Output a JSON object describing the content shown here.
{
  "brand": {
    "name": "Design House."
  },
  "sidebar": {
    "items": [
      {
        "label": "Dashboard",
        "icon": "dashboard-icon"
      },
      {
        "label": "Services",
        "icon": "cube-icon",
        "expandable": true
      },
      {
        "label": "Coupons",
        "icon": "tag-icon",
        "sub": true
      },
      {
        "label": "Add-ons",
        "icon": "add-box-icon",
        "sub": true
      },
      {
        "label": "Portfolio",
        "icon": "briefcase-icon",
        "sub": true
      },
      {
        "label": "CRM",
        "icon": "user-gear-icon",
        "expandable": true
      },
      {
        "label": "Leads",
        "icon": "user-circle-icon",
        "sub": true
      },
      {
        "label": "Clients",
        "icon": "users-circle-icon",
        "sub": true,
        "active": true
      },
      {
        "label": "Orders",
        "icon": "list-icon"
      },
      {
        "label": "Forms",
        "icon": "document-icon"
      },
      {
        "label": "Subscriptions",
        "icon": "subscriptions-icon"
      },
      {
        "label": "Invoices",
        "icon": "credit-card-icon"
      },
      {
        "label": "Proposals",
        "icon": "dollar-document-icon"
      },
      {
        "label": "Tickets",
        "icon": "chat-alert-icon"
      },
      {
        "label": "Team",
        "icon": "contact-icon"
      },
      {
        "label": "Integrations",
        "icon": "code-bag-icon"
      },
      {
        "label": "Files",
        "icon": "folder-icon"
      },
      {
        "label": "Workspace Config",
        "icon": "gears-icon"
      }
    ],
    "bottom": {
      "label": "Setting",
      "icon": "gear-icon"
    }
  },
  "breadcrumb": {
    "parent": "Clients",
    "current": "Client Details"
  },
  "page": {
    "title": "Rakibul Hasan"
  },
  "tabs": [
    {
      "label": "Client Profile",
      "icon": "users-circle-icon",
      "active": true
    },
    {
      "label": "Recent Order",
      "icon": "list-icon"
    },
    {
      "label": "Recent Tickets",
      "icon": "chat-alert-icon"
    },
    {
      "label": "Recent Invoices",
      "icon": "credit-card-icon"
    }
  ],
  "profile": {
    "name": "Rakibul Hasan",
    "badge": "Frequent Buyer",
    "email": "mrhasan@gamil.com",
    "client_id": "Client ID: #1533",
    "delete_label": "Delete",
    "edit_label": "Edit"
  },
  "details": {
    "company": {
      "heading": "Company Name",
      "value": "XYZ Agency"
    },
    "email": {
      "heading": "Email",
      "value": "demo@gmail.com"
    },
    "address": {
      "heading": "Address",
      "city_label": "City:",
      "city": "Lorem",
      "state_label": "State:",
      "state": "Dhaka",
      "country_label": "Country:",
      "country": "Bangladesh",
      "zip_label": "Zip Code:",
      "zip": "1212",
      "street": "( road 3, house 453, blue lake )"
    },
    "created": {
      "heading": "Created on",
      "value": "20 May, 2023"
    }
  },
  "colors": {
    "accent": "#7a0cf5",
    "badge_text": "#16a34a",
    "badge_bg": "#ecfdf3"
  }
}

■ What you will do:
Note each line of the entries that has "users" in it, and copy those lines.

■ Output:
        "icon": "users-circle-icon",
      "icon": "users-circle-icon",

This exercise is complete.